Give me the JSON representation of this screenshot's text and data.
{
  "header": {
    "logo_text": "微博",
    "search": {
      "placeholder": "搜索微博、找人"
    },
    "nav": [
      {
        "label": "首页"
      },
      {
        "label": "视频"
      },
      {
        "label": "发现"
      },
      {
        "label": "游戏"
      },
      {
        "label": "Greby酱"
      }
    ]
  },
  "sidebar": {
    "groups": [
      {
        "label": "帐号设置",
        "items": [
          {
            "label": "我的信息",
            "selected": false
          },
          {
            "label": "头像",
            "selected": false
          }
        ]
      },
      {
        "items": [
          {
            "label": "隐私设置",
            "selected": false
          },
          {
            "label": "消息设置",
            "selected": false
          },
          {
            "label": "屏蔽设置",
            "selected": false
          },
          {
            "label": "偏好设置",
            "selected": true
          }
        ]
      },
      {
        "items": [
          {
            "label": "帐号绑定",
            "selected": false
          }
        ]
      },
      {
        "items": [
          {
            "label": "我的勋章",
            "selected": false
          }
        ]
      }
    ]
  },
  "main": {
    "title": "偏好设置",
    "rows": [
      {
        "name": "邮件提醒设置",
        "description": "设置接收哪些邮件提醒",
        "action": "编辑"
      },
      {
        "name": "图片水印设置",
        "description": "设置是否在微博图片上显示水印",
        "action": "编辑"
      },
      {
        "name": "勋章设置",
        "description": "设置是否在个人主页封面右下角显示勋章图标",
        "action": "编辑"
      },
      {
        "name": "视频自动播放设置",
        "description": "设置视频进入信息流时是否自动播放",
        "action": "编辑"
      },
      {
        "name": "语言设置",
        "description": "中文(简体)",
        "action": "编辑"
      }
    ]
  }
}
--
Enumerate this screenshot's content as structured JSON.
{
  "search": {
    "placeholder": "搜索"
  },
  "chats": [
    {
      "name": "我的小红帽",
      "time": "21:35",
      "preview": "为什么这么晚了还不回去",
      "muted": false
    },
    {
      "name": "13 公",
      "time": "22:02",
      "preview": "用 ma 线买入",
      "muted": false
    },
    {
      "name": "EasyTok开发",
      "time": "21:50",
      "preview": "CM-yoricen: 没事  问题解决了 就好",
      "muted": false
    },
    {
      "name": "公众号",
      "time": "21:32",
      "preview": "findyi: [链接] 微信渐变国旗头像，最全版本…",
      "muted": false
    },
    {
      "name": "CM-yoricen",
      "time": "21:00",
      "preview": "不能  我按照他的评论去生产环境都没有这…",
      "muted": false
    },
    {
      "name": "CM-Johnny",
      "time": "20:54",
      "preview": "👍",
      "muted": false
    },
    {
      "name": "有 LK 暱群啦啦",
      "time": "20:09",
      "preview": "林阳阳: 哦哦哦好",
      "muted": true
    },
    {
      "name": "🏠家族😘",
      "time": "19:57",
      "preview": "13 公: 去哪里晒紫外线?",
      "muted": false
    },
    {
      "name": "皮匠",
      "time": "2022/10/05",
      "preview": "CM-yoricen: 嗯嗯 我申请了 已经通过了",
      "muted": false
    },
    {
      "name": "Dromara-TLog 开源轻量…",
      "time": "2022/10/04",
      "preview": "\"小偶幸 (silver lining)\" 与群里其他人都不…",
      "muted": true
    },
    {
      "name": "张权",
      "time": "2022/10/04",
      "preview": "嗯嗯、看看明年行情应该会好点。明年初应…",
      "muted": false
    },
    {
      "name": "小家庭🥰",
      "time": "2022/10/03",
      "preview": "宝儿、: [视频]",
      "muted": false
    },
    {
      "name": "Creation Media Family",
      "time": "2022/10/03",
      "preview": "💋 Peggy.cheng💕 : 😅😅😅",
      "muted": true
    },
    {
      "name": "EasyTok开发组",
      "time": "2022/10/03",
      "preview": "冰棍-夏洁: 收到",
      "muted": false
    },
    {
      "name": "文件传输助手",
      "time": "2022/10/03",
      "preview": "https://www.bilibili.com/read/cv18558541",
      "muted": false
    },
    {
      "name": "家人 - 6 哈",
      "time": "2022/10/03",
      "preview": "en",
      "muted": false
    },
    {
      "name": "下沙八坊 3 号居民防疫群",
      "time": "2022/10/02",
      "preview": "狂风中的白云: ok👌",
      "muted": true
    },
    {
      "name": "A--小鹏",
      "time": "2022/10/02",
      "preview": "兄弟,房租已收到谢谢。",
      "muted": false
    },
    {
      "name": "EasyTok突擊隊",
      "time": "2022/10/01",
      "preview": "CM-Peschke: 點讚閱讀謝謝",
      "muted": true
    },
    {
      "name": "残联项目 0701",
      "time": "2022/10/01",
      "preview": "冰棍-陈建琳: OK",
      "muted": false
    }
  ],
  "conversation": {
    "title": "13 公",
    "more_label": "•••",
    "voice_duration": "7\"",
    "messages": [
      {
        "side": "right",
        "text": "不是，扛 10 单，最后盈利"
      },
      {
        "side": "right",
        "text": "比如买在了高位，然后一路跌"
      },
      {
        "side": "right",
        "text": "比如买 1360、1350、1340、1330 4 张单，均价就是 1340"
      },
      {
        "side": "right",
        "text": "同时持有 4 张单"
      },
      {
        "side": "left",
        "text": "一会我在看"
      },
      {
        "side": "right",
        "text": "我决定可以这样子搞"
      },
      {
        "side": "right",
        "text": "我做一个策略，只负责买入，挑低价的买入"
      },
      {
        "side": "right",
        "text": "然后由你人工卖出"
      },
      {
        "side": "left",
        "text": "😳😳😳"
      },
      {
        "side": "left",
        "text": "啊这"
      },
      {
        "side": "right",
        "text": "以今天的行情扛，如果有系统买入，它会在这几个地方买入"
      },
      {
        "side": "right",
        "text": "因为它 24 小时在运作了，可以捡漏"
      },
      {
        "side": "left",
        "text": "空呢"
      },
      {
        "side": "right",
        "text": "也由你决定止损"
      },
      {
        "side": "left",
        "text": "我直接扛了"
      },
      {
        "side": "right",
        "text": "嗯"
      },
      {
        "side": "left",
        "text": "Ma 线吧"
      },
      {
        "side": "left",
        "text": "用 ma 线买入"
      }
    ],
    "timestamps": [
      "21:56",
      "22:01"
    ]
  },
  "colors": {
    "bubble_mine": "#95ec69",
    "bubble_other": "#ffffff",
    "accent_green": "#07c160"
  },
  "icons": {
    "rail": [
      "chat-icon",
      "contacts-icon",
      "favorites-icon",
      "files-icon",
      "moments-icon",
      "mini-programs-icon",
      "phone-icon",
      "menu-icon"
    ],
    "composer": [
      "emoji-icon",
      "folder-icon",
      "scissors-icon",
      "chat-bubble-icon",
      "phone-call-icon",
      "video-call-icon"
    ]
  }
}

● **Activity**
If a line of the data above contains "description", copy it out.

● **Result of this task**
        "description": "设置接收哪些邮件提醒",
        "description": "设置是否在微博图片上显示水印",
        "description": "设置是否在个人主页封面右下角显示勋章图标",
        "description": "设置视频进入信息流时是否自动播放",
        "description": "中文(简体)",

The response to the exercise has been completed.